Records provided Block Start
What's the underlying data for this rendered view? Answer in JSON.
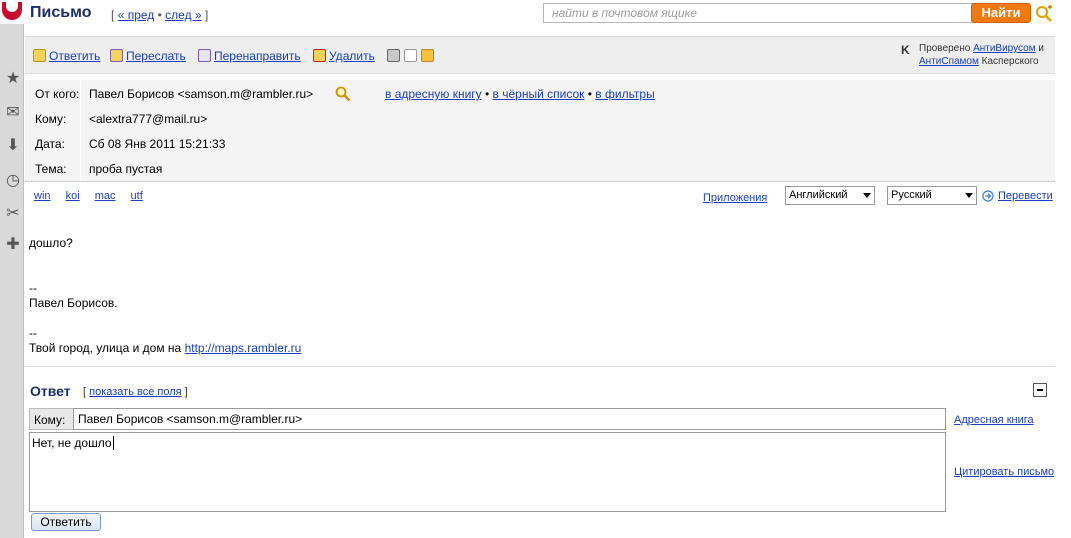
{
  "header": {
    "title": "Письмо",
    "nav_open": "[",
    "nav_prev": "« пред",
    "nav_dot": "•",
    "nav_next": "след »",
    "nav_close": "]",
    "search_placeholder": "найти в почтовом ящике",
    "find_button": "Найти"
  },
  "toolbar": {
    "reply": "Ответить",
    "forward": "Переслать",
    "redirect": "Перенаправить",
    "delete": "Удалить",
    "kaspersky_prefix": "Проверено",
    "kaspersky_antivirus": "АнтиВирусом",
    "kaspersky_and": "и",
    "kaspersky_antispam": "АнтиСпамом",
    "kaspersky_suffix": "Касперского"
  },
  "message": {
    "from_label": "От кого:",
    "from_value": "Павел Борисов <samson.m@rambler.ru>",
    "add_to_addressbook": "в адресную книгу",
    "add_to_blacklist": "в чёрный список",
    "add_to_filters": "в фильтры",
    "bullet": "•",
    "to_label": "Кому:",
    "to_value": "<alextra777@mail.ru>",
    "date_label": "Дата:",
    "date_value": "Сб 08 Янв 2011 15:21:33",
    "subject_label": "Тема:",
    "subject_value": "проба пустая"
  },
  "encodings": [
    "win",
    "koi",
    "mac",
    "utf"
  ],
  "translate": {
    "apps": "Приложения",
    "from_lang": "Английский",
    "to_lang": "Русский",
    "translate_link": "Перевести"
  },
  "body": {
    "line1": "дошло?",
    "sig1_sep": "--",
    "sig1_name": "Павел Борисов.",
    "sig2_sep": "--",
    "sig2_text": "Твой город, улица и дом на ",
    "sig2_link": "http://maps.rambler.ru"
  },
  "reply": {
    "title": "Ответ",
    "show_all_open": "[",
    "show_all": "показать все поля",
    "show_all_close": "]",
    "to_label": "Кому:",
    "to_value": "Павел Борисов <samson.m@rambler.ru>",
    "address_book": "Адресная книга",
    "text": "Нет, не дошло",
    "cite": "Цитировать письмо",
    "send": "Ответить"
  }
}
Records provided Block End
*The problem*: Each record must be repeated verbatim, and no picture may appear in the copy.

*Answer for this exercise*:
What's the underlying data for this rendered view? Answer in JSON.
{
  "header": {
    "title": "Письмо",
    "nav_open": "[",
    "nav_prev": "« пред",
    "nav_dot": "•",
    "nav_next": "след »",
    "nav_close": "]",
    "search_placeholder": "найти в почтовом ящике",
    "find_button": "Найти"
  },
  "toolbar": {
    "reply": "Ответить",
    "forward": "Переслать",
    "redirect": "Перенаправить",
    "delete": "Удалить",
    "kaspersky_prefix": "Проверено",
    "kaspersky_antivirus": "АнтиВирусом",
    "kaspersky_and": "и",
    "kaspersky_antispam": "АнтиСпамом",
    "kaspersky_suffix": "Касперского"
  },
  "message": {
    "from_label": "От кого:",
    "from_value": "Павел Борисов <samson.m@rambler.ru>",
    "add_to_addressbook": "в адресную книгу",
    "add_to_blacklist": "в чёрный список",
    "add_to_filters": "в фильтры",
    "bullet": "•",
    "to_label": "Кому:",
    "to_value": "<alextra777@mail.ru>",
    "date_label": "Дата:",
    "date_value": "Сб 08 Янв 2011 15:21:33",
    "subject_label": "Тема:",
    "subject_value": "проба пустая"
  },
  "encodings": [
    "win",
    "koi",
    "mac",
    "utf"
  ],
  "translate": {
    "apps": "Приложения",
    "from_lang": "Английский",
    "to_lang": "Русский",
    "translate_link": "Перевести"
  },
  "body": {
    "line1": "дошло?",
    "sig1_sep": "--",
    "sig1_name": "Павел Борисов.",
    "sig2_sep": "--",
    "sig2_text": "Твой город, улица и дом на ",
    "sig2_link": "http://maps.rambler.ru"
  },
  "reply": {
    "title": "Ответ",
    "show_all_open": "[",
    "show_all": "показать все поля",
    "show_all_close": "]",
    "to_label": "Кому:",
    "to_value": "Павел Борисов <samson.m@rambler.ru>",
    "address_book": "Адресная книга",
    "text": "Нет, не дошло",
    "cite": "Цитировать письмо",
    "send": "Ответить"
  }
}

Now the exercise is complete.